Why am I talking about all of this? The reason is because on January 20, a new president of the United States will be sworn in. And unless you’ve been living under a rock, you know that the new president’s name is Barack Hussein Obama.

And I thought my name was bad. His is worse. Much worse. But he somehow overcame his name and actually became president.

What does this mean for me? It means that I actually have a chance to become president and that I don’t have to change my name. Yay! That’s a relief because I really don’t want to go through the hassle of changing my email accounts, my driver’s license, my social security card, my credit cards -- you get the point.

Okay, the chances of me becoming president are very slim. But it does mean that my children have a shot.

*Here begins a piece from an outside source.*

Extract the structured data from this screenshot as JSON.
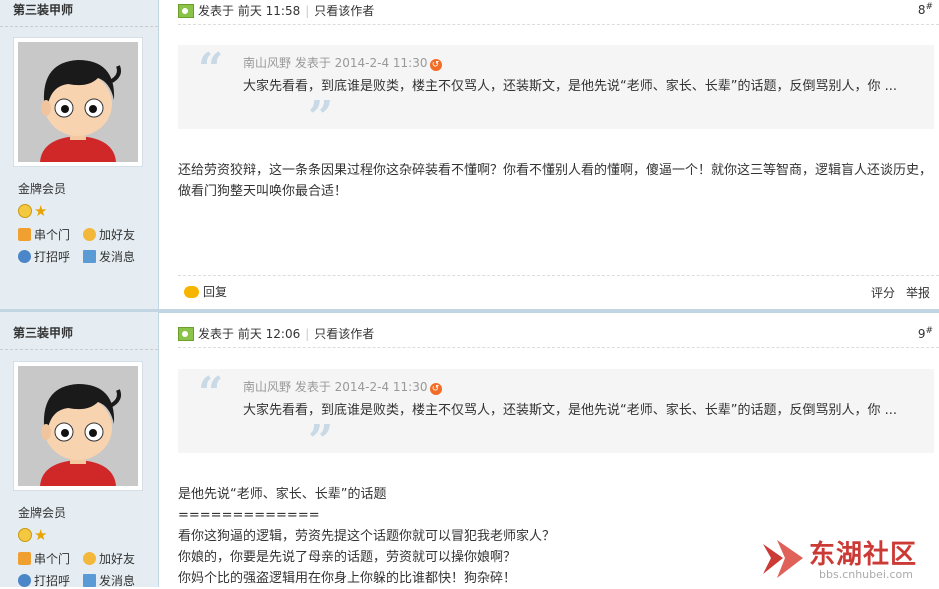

Not one of those “everyone can be president” lies I heard as child, but for real. After all, a guy named Hussein actually won.

So to my future child, Tojo, Kazuo, Kaori (please bear with me, I’m just trying out a few names here): you can be president. I just hope that Japan and the United States never go to war again. Because then all bets are off.

© 2009 Koji Steven Sakai

About this series

“Koji’s Column” is a column series contributed by Japanese American National Museum staff member, Koji Steven Sakai. His column explores Nikkei identity and culture from the standpoint of a second- and fourth-generation Japanese Americana American male from Southern California.